5. 3-D Bioprinting: whether it is nanobots repairing your blood vessels, organs, if it is human, eventually they will “print” it. This is moving so fast, that last week it was announced they’d “printed” a pill, next week it could be an organ.

Next week, I will compare these innovations to the Big Pharma ENTRESTO; let’s see who is really owning the innovation space…or it it a race?

Part 1: Maslow’s Hierarchy of Needs & Healthcare

Summary: a discussion this past week about behavioral re-targeting made me think of the larger more macro issue of human behavior overall and how it applies to healthcare marketing and content. Thus, Maslow. This will be a blog posting in 2 parts:

  1. Maslow Hierarchy of Needs and Social Media.
  2. Neuroscience and Marketing: the next thing?

As a highly regulated industry, we struggle with the boundaries and barriers of Patient-centric marketing. Yet, the tidal forces of an accelerating society, policy and Consumerization make this a moment of great opportunity for marketers. We can now actually get closer to our customers — the media channels are established, the tools exist to measure. Strategically, we can use these trends, media and tools to engage with our customers them to actually influence choice, loyalty and industry perception.

What is holding us back (besides regulatory fears)? Understanding the human condition and how to speak to different people with different needs and be compelling in your message: it is the heart of Customer-centricity.

Human behavior is at the center of so much if what we know and do as healthcare marketers. The closer we are to gaining insight into how the people we sell to, the more we can understand what is needed to get them to act and engage.Yet what I think has occurred is that the focus on process/people/technology as the baseline to get to Customer-centricity has made us blind. Blind to the fact that once you do enough Journeys, enough channel-planning, enough insight-mining, you get to human behavior. The buck, literally, stops there. No sale, no loyalty is achieved without a behavior change.

No one understood human behavior better than Maslow. He was truly ground-breaking in how his pyramid of the Hierarchy of Needs showed a clear path from the critical but mundane needs to the highly enlightened stage of Self-actualization.

Can we use his model as a source for inspiration, guidance, Planning?maslow_ingles

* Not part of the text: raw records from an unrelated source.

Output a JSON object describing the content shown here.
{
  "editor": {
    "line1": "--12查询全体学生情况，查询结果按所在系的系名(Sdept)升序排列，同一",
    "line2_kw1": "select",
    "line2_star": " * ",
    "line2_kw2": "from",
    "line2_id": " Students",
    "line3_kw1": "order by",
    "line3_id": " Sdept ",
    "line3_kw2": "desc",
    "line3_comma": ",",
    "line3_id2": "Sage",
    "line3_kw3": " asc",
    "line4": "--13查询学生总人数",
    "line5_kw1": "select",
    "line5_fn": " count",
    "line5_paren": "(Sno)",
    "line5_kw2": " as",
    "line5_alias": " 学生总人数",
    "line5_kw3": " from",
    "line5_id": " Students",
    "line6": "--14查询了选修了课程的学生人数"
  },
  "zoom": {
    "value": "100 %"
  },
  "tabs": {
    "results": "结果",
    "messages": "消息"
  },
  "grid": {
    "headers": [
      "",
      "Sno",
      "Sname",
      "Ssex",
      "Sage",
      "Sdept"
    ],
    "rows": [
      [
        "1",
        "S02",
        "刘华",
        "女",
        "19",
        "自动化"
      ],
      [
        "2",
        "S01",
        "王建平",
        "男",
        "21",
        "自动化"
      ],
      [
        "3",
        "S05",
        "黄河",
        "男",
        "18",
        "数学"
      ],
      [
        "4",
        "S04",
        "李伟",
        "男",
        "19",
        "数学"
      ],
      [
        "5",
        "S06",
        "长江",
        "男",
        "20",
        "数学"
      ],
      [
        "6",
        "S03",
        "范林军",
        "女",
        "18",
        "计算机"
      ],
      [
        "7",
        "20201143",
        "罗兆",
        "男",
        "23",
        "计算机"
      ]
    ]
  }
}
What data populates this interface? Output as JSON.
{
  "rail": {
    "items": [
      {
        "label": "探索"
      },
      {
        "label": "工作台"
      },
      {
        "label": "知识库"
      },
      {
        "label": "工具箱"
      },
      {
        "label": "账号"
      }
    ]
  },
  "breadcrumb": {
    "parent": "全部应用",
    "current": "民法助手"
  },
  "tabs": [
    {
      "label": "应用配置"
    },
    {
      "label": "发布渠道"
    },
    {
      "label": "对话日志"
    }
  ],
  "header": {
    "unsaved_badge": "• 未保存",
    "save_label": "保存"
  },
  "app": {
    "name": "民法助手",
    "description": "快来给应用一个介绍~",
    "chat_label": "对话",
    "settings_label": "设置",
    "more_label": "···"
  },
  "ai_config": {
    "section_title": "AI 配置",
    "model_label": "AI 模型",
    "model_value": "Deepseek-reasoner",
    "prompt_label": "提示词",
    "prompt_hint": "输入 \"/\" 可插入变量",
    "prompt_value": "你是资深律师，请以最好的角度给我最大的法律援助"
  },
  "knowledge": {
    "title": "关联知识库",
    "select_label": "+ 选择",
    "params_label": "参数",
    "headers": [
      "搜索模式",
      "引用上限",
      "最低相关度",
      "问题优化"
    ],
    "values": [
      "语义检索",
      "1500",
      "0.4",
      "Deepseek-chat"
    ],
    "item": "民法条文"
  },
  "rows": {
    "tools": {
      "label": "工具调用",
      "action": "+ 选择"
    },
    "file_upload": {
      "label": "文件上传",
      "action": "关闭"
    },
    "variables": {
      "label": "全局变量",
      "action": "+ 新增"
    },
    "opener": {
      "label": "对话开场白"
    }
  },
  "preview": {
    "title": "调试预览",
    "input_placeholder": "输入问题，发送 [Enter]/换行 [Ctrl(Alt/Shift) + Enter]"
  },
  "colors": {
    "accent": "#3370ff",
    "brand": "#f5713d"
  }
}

Last week, I discovered that someone actually mapped the stages of the pyramid to the myriad Social Media platforms. This was fascinating to me because if you really apply the Patient or HCP Journey you work with, then this illuminates where, when and how you speak to them.

Yet I am not sure I agree with their assessment. But it makes one think, that’s for sure. Check this out:

At first notice, you could argue that Tumblr belongs in a few spots. But then you see that no Social platform covers the physiological needs.

Twitter seemed a bit misplaced; in fact, one could argue that the instant nature of Twitter could serve many levels — perhaps the physiological most of all, which has no platform associated with it.

Can we apply this to how we frame content development and where we think our audience is?

mHealth App development, or developing an evergreen content strategy for a Branded or Unbranded site — this is where I think the Hierarchy plays best. Apply your imagination — what if your Patient App actually held the content and UX to allow someone to move up-and-down the Pyramid and have many of those needs served.

Align your App or site goals to focus on Maslow’s thinking. Does someone living with a chronic condition go through each of these levels of the pyramid before coming to terms with it? Can we help get them there through smarter content that speaks to them and the needs they have? Can we move someone to a point where Adherence simply seems in their best interest because they see passed their barriers to a more enlightened — this makes me healthier — perspective?

I believe Maslow’s insights could play a huge role in creating an App that actually provides long-term value.

Thanks to the companies listed at the bottom of the infographic for their depth-of-thought and generosity.